■ **TASK**
Print out the records precisely, keeping each line identical to its source.

(Data about app and page elements)
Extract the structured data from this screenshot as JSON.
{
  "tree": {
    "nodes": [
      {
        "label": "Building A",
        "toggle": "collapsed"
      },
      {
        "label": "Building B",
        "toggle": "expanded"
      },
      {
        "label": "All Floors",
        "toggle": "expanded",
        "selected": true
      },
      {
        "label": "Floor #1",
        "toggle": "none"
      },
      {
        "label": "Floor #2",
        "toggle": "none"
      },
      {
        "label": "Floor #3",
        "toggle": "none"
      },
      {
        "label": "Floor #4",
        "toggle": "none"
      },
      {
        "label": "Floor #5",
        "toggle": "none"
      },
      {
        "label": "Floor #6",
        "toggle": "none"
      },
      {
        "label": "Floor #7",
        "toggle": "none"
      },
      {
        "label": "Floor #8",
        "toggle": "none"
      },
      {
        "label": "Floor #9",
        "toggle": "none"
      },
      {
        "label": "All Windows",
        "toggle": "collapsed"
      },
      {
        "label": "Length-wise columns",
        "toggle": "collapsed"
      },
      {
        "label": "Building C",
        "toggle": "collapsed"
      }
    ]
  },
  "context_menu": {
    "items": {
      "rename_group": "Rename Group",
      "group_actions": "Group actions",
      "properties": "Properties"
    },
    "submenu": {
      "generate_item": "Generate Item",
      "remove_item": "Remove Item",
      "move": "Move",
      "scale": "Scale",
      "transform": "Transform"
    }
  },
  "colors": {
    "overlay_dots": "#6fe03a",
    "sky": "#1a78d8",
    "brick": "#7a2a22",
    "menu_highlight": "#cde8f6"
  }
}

■ **EXERCISE RESPONSE**
Extract the structured data from this screenshot as JSON.
{
  "tree": {
    "nodes": [
      {
        "label": "Building A",
        "toggle": "collapsed"
      },
      {
        "label": "Building B",
        "toggle": "expanded"
      },
      {
        "label": "All Floors",
        "toggle": "expanded",
        "selected": true
      },
      {
        "label": "Floor #1",
        "toggle": "none"
      },
      {
        "label": "Floor #2",
        "toggle": "none"
      },
      {
        "label": "Floor #3",
        "toggle": "none"
      },
      {
        "label": "Floor #4",
        "toggle": "none"
      },
      {
        "label": "Floor #5",
        "toggle": "none"
      },
      {
        "label": "Floor #6",
        "toggle": "none"
      },
      {
        "label": "Floor #7",
        "toggle": "none"
      },
      {
        "label": "Floor #8",
        "toggle": "none"
      },
      {
        "label": "Floor #9",
        "toggle": "none"
      },
      {
        "label": "All Windows",
        "toggle": "collapsed"
      },
      {
        "label": "Length-wise columns",
        "toggle": "collapsed"
      },
      {
        "label": "Building C",
        "toggle": "collapsed"
      }
    ]
  },
  "context_menu": {
    "items": {
      "rename_group": "Rename Group",
      "group_actions": "Group actions",
      "properties": "Properties"
    },
    "submenu": {
      "generate_item": "Generate Item",
      "remove_item": "Remove Item",
      "move": "Move",
      "scale": "Scale",
      "transform": "Transform"
    }
  },
  "colors": {
    "overlay_dots": "#6fe03a",
    "sky": "#1a78d8",
    "brick": "#7a2a22",
    "menu_highlight": "#cde8f6"
  }
}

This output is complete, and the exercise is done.